The planned resurgence of the Minuteman Project comes amid more confrontational calls to action along the Southwest border in the form of several loosely organized anti-government groups recruiting would-be armed border watchers for patrols. Gilchrist insisted his group will obey all state and federal laws during their patrols.

“The one rule of Operation Normandy: Stay within the rule of law,” he said. “Whatever you do, stay within the rule of law.”

But Gilchrist distanced himself from Chris Davis, a 37-year-old Texas truck driver and leader of a militia group that had promised to deploy along the border to confront and intimidate illegal immigrants. Davis, who posted a 21-minute YouTube video last week, has since removed the clip in which he reportedly said: “You see an illegal. You point your gun dead at him, right between his eyes, and you say, ‘Get back across the border or you will be shot.'”

Davis, who could not be reached for comment, told the Los Angeles Times his group aimed to supplement law enforcement officers with its “Operation Secure Our Border,” focusing on the Laredo sector, which encompasses 116 counties and covers 101,439 square miles of southwest and northeast Texas, including Brooks and Hidalgo counties, the epicenter of the current immigrant influx.

“There’s nothing malicious, there’s no malicious intent — every person is vetted,” Davis told the newspaper. “We’re just here to serve freedom, liberty and national sovereignty.”

Doing as Davis advises is of course assault with a deadly weapon. That some citizens are so frustrated that they feel compelled to publicly discuss such vigilante actions says quite a bit about the failure of the federal government to secure the border.

There are concerns that the presence of these groups along the border could lead to confrontations with criminal alien smugglers (“coyotes”) and drug cartels bringing drugs north across the border.
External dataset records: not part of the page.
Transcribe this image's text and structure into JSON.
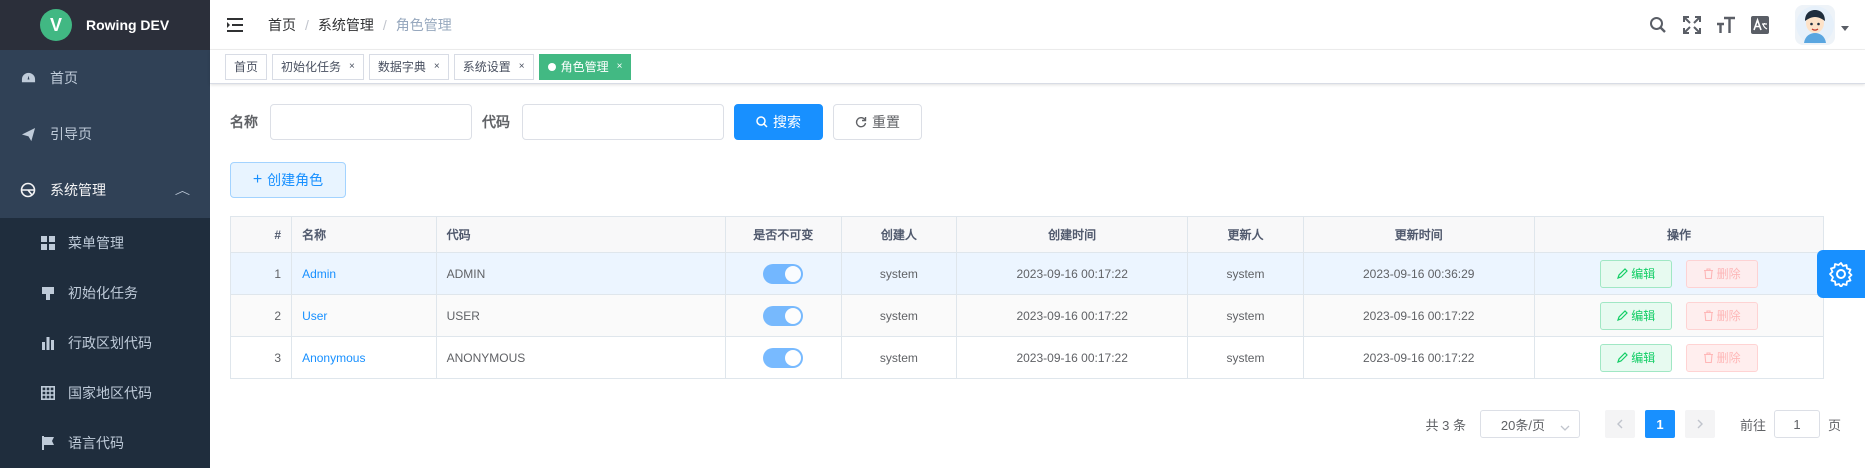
{
  "app": {
    "title": "Rowing DEV",
    "logo_letter": "V"
  },
  "sidebar": {
    "items": [
      {
        "label": "首页",
        "icon": "dashboard-icon"
      },
      {
        "label": "引导页",
        "icon": "guide-icon"
      },
      {
        "label": "系统管理",
        "icon": "system-icon",
        "expanded": true
      }
    ],
    "submenu": [
      {
        "label": "菜单管理",
        "icon": "menu-grid-icon"
      },
      {
        "label": "初始化任务",
        "icon": "task-icon"
      },
      {
        "label": "行政区划代码",
        "icon": "bar-chart-icon"
      },
      {
        "label": "国家地区代码",
        "icon": "table-icon"
      },
      {
        "label": "语言代码",
        "icon": "flag-icon"
      }
    ]
  },
  "breadcrumb": [
    "首页",
    "系统管理",
    "角色管理"
  ],
  "tags": [
    {
      "label": "首页",
      "closable": false
    },
    {
      "label": "初始化任务",
      "closable": true
    },
    {
      "label": "数据字典",
      "closable": true
    },
    {
      "label": "系统设置",
      "closable": true
    },
    {
      "label": "角色管理",
      "closable": true,
      "active": true
    }
  ],
  "search": {
    "name_label": "名称",
    "code_label": "代码",
    "name_value": "",
    "code_value": "",
    "search_button": "搜索",
    "reset_button": "重置"
  },
  "toolbar": {
    "create_button": "创建角色"
  },
  "table": {
    "columns": [
      "#",
      "名称",
      "代码",
      "是否不可变",
      "创建人",
      "创建时间",
      "更新人",
      "更新时间",
      "操作"
    ],
    "rows": [
      {
        "index": "1",
        "name": "Admin",
        "code": "ADMIN",
        "immutable": true,
        "creator": "system",
        "created": "2023-09-16 00:17:22",
        "updater": "system",
        "updated": "2023-09-16 00:36:29"
      },
      {
        "index": "2",
        "name": "User",
        "code": "USER",
        "immutable": true,
        "creator": "system",
        "created": "2023-09-16 00:17:22",
        "updater": "system",
        "updated": "2023-09-16 00:17:22"
      },
      {
        "index": "3",
        "name": "Anonymous",
        "code": "ANONYMOUS",
        "immutable": true,
        "creator": "system",
        "created": "2023-09-16 00:17:22",
        "updater": "system",
        "updated": "2023-09-16 00:17:22"
      }
    ],
    "edit_label": "编辑",
    "delete_label": "删除"
  },
  "pagination": {
    "total_text": "共 3 条",
    "page_size": "20条/页",
    "current_page": "1",
    "goto_prefix": "前往",
    "goto_value": "1",
    "goto_suffix": "页"
  },
  "colors": {
    "primary": "#1890ff",
    "sidebar": "#304156",
    "active_tag": "#42b983",
    "success": "#13ce66",
    "danger": "#ff4949"
  }
}
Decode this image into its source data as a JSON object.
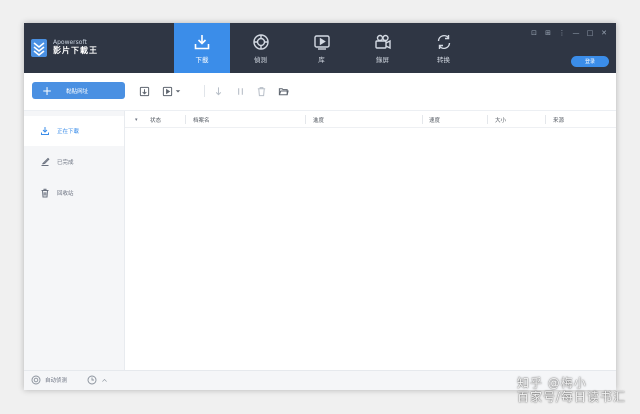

Both human and drug smugglers are often armed, and the possibility of a firefight between armed citizens and groups of criminal invaders is a very real possibility.